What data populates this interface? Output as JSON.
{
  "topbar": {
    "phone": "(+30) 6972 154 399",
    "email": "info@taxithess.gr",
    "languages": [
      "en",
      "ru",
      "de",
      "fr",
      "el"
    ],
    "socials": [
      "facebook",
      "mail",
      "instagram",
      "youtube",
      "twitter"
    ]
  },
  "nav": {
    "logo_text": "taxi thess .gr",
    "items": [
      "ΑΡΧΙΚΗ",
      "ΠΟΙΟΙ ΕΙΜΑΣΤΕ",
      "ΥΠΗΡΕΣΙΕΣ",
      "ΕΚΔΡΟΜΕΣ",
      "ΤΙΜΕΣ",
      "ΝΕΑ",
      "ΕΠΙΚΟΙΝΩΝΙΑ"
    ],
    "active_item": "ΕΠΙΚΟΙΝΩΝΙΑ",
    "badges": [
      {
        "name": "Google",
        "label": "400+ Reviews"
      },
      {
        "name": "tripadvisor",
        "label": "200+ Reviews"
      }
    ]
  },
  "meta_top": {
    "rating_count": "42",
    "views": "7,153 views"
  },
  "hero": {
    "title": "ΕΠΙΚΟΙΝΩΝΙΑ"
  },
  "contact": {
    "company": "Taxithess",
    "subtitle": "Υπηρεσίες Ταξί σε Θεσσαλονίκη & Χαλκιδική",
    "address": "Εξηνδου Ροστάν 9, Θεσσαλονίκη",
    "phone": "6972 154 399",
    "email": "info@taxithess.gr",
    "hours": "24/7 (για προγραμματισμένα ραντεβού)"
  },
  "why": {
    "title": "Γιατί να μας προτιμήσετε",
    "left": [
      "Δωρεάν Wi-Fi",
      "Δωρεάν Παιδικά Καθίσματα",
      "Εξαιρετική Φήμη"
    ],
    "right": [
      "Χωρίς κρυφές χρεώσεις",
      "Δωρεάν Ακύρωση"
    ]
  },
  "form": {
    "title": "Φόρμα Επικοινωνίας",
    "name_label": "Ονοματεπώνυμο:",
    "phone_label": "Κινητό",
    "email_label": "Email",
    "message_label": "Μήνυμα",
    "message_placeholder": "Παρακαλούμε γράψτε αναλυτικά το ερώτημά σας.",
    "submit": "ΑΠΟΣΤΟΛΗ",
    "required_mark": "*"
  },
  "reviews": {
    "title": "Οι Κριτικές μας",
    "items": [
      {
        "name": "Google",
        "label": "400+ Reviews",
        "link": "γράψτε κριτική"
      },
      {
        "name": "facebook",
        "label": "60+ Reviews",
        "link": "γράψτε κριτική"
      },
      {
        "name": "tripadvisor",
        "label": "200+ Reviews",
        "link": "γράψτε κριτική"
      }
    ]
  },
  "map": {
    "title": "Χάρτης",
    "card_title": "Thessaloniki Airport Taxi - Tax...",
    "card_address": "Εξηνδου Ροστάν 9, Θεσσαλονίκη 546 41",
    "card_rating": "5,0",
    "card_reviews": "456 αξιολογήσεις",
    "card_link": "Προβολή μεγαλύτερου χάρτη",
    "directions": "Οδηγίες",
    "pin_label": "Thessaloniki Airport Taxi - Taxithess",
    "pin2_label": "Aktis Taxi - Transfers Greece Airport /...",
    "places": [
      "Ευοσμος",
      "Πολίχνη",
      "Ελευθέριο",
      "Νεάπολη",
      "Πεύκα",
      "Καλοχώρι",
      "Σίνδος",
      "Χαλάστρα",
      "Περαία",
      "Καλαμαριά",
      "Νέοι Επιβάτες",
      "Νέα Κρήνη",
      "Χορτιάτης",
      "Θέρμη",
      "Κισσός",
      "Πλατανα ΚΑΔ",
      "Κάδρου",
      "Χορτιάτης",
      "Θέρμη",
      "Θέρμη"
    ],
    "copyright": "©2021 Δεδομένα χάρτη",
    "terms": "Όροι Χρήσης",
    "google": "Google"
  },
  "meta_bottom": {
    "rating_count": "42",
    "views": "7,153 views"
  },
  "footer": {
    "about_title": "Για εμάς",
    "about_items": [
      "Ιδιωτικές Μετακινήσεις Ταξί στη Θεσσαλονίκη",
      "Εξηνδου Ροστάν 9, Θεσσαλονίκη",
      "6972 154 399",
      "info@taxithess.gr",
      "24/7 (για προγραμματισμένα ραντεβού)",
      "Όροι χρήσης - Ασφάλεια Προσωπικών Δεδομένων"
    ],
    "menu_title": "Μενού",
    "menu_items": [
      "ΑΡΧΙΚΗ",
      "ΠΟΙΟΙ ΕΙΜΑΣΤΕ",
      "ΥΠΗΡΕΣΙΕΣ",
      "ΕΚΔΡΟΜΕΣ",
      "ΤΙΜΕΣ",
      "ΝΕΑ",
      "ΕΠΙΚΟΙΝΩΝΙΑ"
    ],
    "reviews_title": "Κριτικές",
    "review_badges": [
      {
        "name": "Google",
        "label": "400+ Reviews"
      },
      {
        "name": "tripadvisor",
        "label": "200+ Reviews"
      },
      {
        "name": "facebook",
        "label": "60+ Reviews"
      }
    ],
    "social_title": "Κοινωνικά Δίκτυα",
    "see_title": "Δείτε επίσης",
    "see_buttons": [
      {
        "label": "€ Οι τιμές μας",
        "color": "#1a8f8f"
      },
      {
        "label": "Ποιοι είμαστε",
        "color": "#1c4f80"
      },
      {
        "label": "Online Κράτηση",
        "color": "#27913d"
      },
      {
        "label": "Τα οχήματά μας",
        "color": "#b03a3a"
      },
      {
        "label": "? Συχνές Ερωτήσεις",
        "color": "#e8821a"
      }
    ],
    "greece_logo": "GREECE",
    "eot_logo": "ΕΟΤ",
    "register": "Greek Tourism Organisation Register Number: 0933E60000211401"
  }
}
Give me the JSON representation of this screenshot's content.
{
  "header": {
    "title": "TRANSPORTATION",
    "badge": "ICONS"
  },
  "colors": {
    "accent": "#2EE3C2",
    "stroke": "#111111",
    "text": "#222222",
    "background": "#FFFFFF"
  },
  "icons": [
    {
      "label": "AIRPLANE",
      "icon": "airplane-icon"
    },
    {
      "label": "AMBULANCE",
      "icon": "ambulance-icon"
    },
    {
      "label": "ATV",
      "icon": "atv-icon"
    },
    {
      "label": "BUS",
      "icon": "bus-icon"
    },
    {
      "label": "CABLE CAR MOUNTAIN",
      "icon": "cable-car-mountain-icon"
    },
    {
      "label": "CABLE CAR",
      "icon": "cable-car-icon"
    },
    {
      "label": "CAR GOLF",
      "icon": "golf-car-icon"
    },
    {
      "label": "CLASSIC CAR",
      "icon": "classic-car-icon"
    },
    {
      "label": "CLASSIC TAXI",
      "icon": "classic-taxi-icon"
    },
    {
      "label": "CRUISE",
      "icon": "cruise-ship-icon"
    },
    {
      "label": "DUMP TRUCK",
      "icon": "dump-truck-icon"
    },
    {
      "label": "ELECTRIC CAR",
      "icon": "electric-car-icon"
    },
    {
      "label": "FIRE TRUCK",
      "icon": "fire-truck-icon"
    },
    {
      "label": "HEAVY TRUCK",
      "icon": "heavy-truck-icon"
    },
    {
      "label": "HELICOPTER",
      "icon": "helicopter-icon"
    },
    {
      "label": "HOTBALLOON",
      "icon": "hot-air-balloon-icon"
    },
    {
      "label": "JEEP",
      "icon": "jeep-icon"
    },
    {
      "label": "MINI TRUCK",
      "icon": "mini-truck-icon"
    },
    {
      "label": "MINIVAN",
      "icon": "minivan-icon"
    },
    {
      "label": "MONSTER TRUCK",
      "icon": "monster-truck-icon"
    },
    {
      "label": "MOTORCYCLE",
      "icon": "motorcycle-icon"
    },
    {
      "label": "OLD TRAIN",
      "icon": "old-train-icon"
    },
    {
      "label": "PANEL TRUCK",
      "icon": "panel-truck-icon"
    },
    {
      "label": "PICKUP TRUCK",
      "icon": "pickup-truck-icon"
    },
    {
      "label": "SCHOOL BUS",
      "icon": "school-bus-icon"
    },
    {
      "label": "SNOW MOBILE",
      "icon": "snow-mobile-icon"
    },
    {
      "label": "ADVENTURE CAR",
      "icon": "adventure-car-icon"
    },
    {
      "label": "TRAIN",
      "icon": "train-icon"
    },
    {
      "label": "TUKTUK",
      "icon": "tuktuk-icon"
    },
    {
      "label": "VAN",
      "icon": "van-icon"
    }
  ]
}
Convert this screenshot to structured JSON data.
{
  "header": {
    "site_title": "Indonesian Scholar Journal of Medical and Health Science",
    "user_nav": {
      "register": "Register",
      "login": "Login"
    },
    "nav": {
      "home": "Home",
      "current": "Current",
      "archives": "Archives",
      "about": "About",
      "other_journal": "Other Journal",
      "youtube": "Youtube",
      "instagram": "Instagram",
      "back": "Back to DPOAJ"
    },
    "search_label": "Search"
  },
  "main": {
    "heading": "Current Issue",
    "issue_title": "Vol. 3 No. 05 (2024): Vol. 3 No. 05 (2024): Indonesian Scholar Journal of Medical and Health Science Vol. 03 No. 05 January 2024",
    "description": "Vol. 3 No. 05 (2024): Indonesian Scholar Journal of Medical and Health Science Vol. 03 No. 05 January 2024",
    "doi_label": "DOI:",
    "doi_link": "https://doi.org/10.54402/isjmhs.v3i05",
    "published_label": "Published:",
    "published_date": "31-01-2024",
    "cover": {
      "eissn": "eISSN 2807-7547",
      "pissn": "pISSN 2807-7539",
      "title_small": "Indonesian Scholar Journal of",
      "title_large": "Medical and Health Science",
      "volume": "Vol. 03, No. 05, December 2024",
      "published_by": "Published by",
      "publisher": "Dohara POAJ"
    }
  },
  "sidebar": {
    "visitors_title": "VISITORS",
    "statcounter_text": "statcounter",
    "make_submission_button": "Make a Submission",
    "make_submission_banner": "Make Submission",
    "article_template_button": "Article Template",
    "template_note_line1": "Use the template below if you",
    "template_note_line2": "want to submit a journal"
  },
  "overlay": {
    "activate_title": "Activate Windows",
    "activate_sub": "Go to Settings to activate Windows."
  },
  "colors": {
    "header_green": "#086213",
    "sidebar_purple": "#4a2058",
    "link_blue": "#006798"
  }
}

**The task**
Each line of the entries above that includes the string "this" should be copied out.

**Your response**
What data populates this interface? Output as JSON.
Give me the JSON representation of this screenshot's content.
Convert this screenshot to structured JSON data.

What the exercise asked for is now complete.